Jeff Lemire, Ramon Perez, Ian Herring
It’s the penultimate issue of All-New Hawkeye! Which is a surprise to me, as I have no clue if this is the last time we’re going to see Clint and Kate in an on-going for a while or not. Yay Marvel Comics stealth cancellations!
All-New Hawkeye issue 5 sees Kate discovering the truth about her father in the past, while Clint makes an attempt to save the Project Communion kids in the present. Why this was solicited as Hawkeye vs Hawkeye (which the cover seems to imply as well) is beyond me. But we’re here to discuss the comic itself, not its marketing.
Ramon Perez & Ian Herring are SO GOOD on this book.
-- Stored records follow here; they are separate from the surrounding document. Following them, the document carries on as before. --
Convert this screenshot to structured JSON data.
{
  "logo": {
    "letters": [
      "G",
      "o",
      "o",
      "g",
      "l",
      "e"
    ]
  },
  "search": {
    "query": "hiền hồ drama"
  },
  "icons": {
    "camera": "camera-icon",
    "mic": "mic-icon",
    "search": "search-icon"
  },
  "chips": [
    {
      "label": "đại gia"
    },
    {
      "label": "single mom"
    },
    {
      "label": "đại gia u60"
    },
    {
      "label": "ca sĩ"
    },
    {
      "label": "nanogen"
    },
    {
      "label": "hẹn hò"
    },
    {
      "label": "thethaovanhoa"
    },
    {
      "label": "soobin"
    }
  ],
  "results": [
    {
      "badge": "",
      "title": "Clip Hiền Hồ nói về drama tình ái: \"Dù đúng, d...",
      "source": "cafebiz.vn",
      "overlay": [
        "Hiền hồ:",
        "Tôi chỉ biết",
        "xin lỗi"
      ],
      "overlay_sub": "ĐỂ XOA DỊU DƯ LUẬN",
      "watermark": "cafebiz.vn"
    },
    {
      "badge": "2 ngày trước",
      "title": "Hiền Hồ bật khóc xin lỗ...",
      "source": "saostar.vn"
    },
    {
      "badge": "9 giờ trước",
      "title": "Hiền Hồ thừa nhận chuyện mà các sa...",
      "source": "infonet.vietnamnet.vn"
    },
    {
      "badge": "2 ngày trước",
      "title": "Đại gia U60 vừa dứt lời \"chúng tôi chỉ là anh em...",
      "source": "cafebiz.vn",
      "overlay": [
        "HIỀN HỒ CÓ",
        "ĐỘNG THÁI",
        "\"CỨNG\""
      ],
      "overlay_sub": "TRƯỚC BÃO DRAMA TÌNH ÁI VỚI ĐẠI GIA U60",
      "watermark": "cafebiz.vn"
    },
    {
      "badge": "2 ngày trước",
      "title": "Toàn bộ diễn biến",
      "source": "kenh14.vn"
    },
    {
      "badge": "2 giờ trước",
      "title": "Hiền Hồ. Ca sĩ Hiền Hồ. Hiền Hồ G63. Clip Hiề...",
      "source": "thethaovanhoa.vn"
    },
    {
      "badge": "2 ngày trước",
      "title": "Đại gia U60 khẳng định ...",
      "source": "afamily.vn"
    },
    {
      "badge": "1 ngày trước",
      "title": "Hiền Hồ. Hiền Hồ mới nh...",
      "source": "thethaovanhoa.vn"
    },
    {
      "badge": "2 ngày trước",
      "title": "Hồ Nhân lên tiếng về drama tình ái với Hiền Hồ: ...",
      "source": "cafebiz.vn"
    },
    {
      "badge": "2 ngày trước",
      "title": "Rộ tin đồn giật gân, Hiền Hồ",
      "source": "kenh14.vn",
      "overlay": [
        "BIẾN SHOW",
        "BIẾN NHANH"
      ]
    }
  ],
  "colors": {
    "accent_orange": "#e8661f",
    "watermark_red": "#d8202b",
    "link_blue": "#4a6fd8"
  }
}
As I said last review, I really like how Kate Bishop remains the only defined character in the flashbacks. But this issue sees Herring and Perez do something neat when Clint removes his hearing aid. The book goes from colored to black and white, symbolizing how isolated Hawkeye is without aid. It’s a nice way to show how deafness works, without stating the obvious. Sadly, I’m not feeling the flashback material all that much with issue 5. While the present day stuff definitely works for me, the Kate “origin” stuff seemed to dominate more of the issue, forcing the modern day material to be rushed.
All New Hawkeye #5 isn’t worst issue issue by this creative team, no, not by a long shot. But it’s best? Sadly no again. Wrapping up the series with the next issue may be for the best, and hopefully whoever inherits the Hawkeyes next will be able to tell some stories that don’t stall out as much.
Jackson Lanzing, Collin Kelly, Roge Antonio, Geraldo Borges, Jeromy Cox
So apparently 2 issues ago was the final issue of Grayson for the King/Seeley/Janin team. Which means this book is wrapping up with an entirely different creative team, because LOL DC COMICS. Granted Tim Seeley will be returning this summer to write Nightwing, it strikes me as odd to bring in an entirely new creative team to wrap us this book. I personally find it a bit insulting to readers who have become invested in the character because of the creative team, and it feels like DC Comics editorial thinks we as readers will buy the book because of the character/IP, not the talent behind it.
That being said, editors Rebecca Taylor & Mark Doyle usually does a solid enough job of finding guest creators for their books. Taking over writer duties from Seeley and King are Jackon Lanzing & Collin Kelly, who’s previous comics works I’m unfamiliar with. They definitely do a solid job of getting the tone of Grayson down, which is impressive given the fact that they have to juggle such a large cast. There’s not much done in terms of character development sadly, as this issue is heavy on the action and reveals. Still it could have been much worse, and the two writers manage to replicate the voices King and Seeley have established quite well.
Sadly, while the art by Roge Antonio & Geraldo Borges isn’t bad per say, it’s definitely not something to praise. I did enjoy the last few pages, which set up a cool new status quo for one of the supporting characters, but aside from that and a solid splash page, there lack of sexy and trippy we usually get from Mikel Janin is noticeable. Colorist Jeromy Cox does an admirable jobs with the colors, but he can only do so much with the art when it’s muddled and rush.
Grayson #18 is a comic that succeeds despite have the odds stacked against it. It’s just a shame I couldn’t go into this comic with the usual confidence I have when reading an issue of Grayson.